Photography students take a look at the city

24 September 2003


“Perry,” a volunteer with the Berkeley Free Clinic’s needle-exchange program, photographed by Kasper Koczab.

During the spring semester, 16 advanced photography students in Janet Delaney’s Visual Studies 186 course undertook to photograph the city of Berkeley. Though a few of them approached the assignment with cityscapes in mind — including one who photographed the city from numerous vantage points along its geographic perimeter — others elected to explore personal and natural facets of the nearby urban environment.
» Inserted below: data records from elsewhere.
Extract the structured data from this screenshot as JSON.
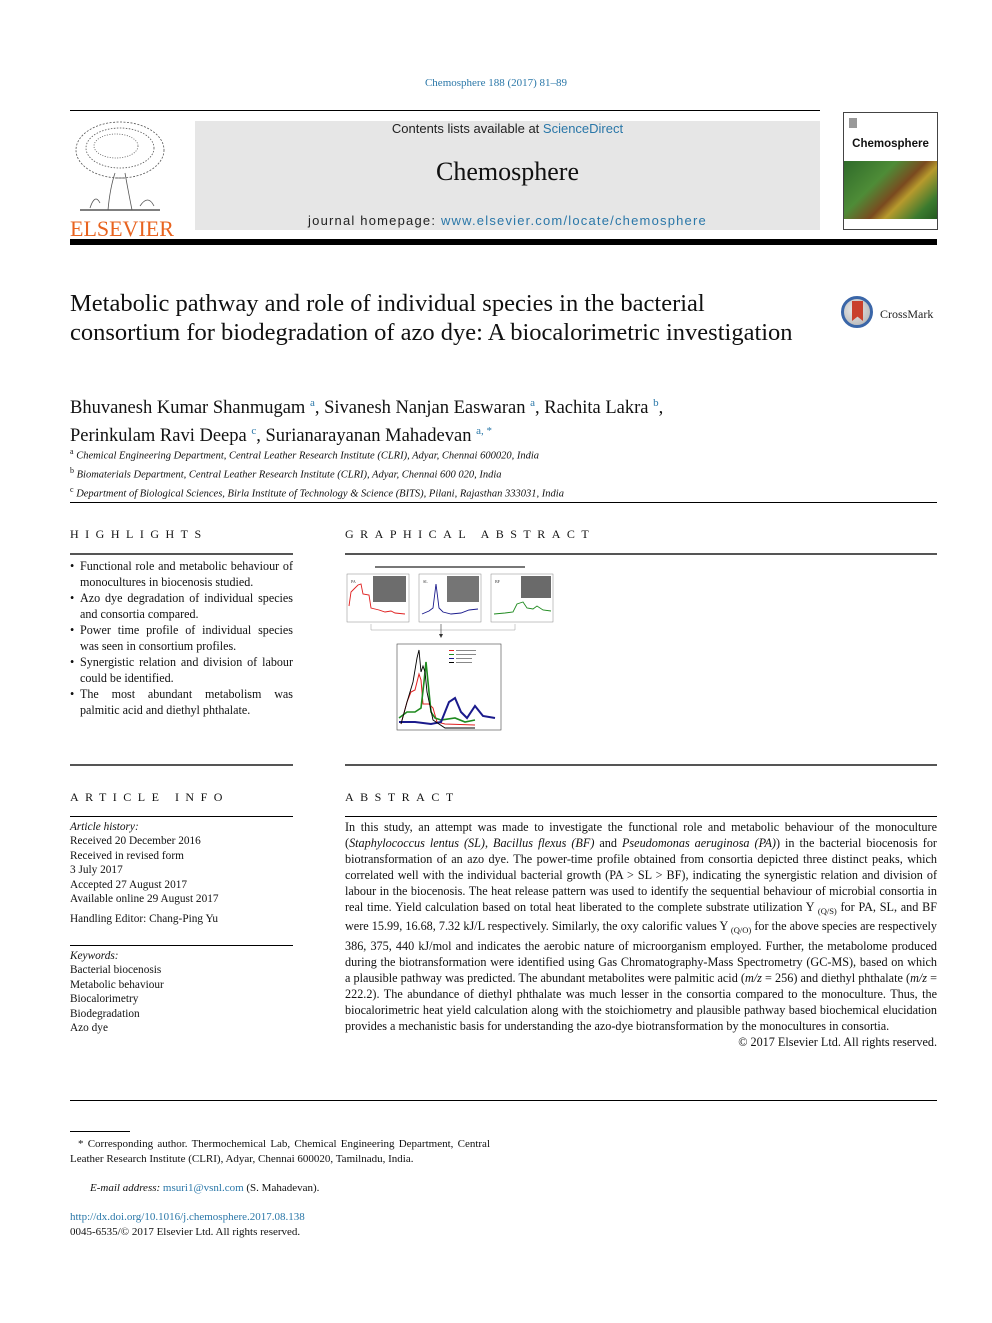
{
  "header": {
    "citation": "Chemosphere 188 (2017) 81–89",
    "publisher_logo_text": "ELSEVIER",
    "contents_prefix": "Contents lists available at ",
    "contents_link": "ScienceDirect",
    "journal_name": "Chemosphere",
    "homepage_prefix": "journal homepage: ",
    "homepage_link": "www.elsevier.com/locate/chemosphere",
    "cover_title": "Chemosphere"
  },
  "article": {
    "title": "Metabolic pathway and role of individual species in the bacterial consortium for biodegradation of azo dye: A biocalorimetric investigation",
    "crossmark_label": "CrossMark",
    "authors": [
      {
        "name": "Bhuvanesh Kumar Shanmugam",
        "aff": "a",
        "sep": ", "
      },
      {
        "name": "Sivanesh Nanjan Easwaran",
        "aff": "a",
        "sep": ", "
      },
      {
        "name": "Rachita Lakra",
        "aff": "b",
        "sep": ","
      },
      {
        "name": "Perinkulam Ravi Deepa",
        "aff": "c",
        "sep": ", "
      },
      {
        "name": "Surianarayanan Mahadevan",
        "aff": "a, *",
        "sep": ""
      }
    ],
    "affiliations": [
      {
        "key": "a",
        "text": "Chemical Engineering Department, Central Leather Research Institute (CLRI), Adyar, Chennai 600020, India"
      },
      {
        "key": "b",
        "text": "Biomaterials Department, Central Leather Research Institute (CLRI), Adyar, Chennai 600 020, India"
      },
      {
        "key": "c",
        "text": "Department of Biological Sciences, Birla Institute of Technology & Science (BITS), Pilani, Rajasthan 333031, India"
      }
    ]
  },
  "highlights": {
    "heading": "HIGHLIGHTS",
    "items": [
      "Functional role and metabolic behaviour of monocultures in biocenosis studied.",
      "Azo dye degradation of individual species and consortia compared.",
      "Power time profile of individual species was seen in consortium profiles.",
      "Synergistic relation and division of labour could be identified.",
      "The most abundant metabolism was palmitic acid and diethyl phthalate."
    ]
  },
  "graphical_abstract": {
    "heading": "GRAPHICAL ABSTRACT",
    "panel_labels": [
      "PA",
      "SL",
      "BF"
    ],
    "series_colors": {
      "PA": "#e02020",
      "SL": "#1a1a8c",
      "BF": "#1f8a1f",
      "consortium": "#000000"
    }
  },
  "article_info": {
    "heading": "ARTICLE INFO",
    "history_label": "Article history:",
    "history": [
      "Received 20 December 2016",
      "Received in revised form",
      "3 July 2017",
      "Accepted 27 August 2017",
      "Available online 29 August 2017"
    ],
    "editor": "Handling Editor: Chang-Ping Yu",
    "keywords_label": "Keywords:",
    "keywords": [
      "Bacterial biocenosis",
      "Metabolic behaviour",
      "Biocalorimetry",
      "Biodegradation",
      "Azo dye"
    ]
  },
  "abstract": {
    "heading": "ABSTRACT",
    "p1": "In this study, an attempt was made to investigate the functional role and metabolic behaviour of the monoculture (",
    "sp1": "Staphylococcus lentus (SL)",
    "sep1": ", ",
    "sp2": "Bacillus flexus (BF)",
    "sep2": " and ",
    "sp3": "Pseudomonas aeruginosa (PA)",
    "p2": ") in the bacterial biocenosis for biotransformation of an azo dye. The power-time profile obtained from consortia depicted three distinct peaks, which correlated well with the individual bacterial growth (PA > SL > BF), indicating the synergistic relation and division of labour in the biocenosis. The heat release pattern was used to identify the sequential behaviour of microbial consortia in real time. Yield calculation based on total heat liberated to the complete substrate utilization Y ",
    "sub1": "(Q/S)",
    "p3": " for PA, SL, and BF were 15.99, 16.68, 7.32 kJ/L respectively. Similarly, the oxy calorific values Y ",
    "sub2": "(Q/O)",
    "p4": " for the above species are respectively 386, 375, 440 kJ/mol and indicates the aerobic nature of microorganism employed. Further, the metabolome produced during the biotransformation were identified using Gas Chromatography-Mass Spectrometry (GC-MS), based on which a plausible pathway was predicted. The abundant metabolites were palmitic acid (",
    "mz1": "m/z",
    "p5": " = 256) and diethyl phthalate (",
    "mz2": "m/z",
    "p6": " = 222.2). The abundance of diethyl phthalate was much lesser in the consortia compared to the monoculture. Thus, the biocalorimetric heat yield calculation along with the stoichiometry and plausible pathway based biochemical elucidation provides a mechanistic basis for understanding the azo-dye biotransformation by the monocultures in consortia.",
    "copyright": "© 2017 Elsevier Ltd. All rights reserved."
  },
  "footnotes": {
    "corresponding": "* Corresponding author. Thermochemical Lab, Chemical Engineering Department, Central Leather Research Institute (CLRI), Adyar, Chennai 600020, Tamilnadu, India.",
    "email_label": "E-mail address: ",
    "email": "msuri1@vsnl.com",
    "email_suffix": " (S. Mahadevan).",
    "doi": "http://dx.doi.org/10.1016/j.chemosphere.2017.08.138",
    "issn": "0045-6535/© 2017 Elsevier Ltd. All rights reserved."
  }
}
The resulting portfolios reveal sides of the city that aren’t always apparent to its own citizens, let alone the thousands of people who journey here daily for work and study. Portraits of the volunteers at the Berkeley Free Clinic’s needle-exchange program, the elders who frequent the North Berkeley Senior Center, the upscale shoppers on trendy Fourth Street, and the anything-but-upscale (but undeniably hardworking) people who scavenge recyclables for “disposable” income, are currently displayed alongside studies of Berkeley landmarks, the natural attractions of Tilden Park, and the inner workings of a west Berkeley sake factory.

“The City of Berkeley: Photographed” will be on view at the Worth Ryder Gallery, in Kroeber Hall, through Oct. 3 (Tuesday through Friday, 1 to 4 p.m.)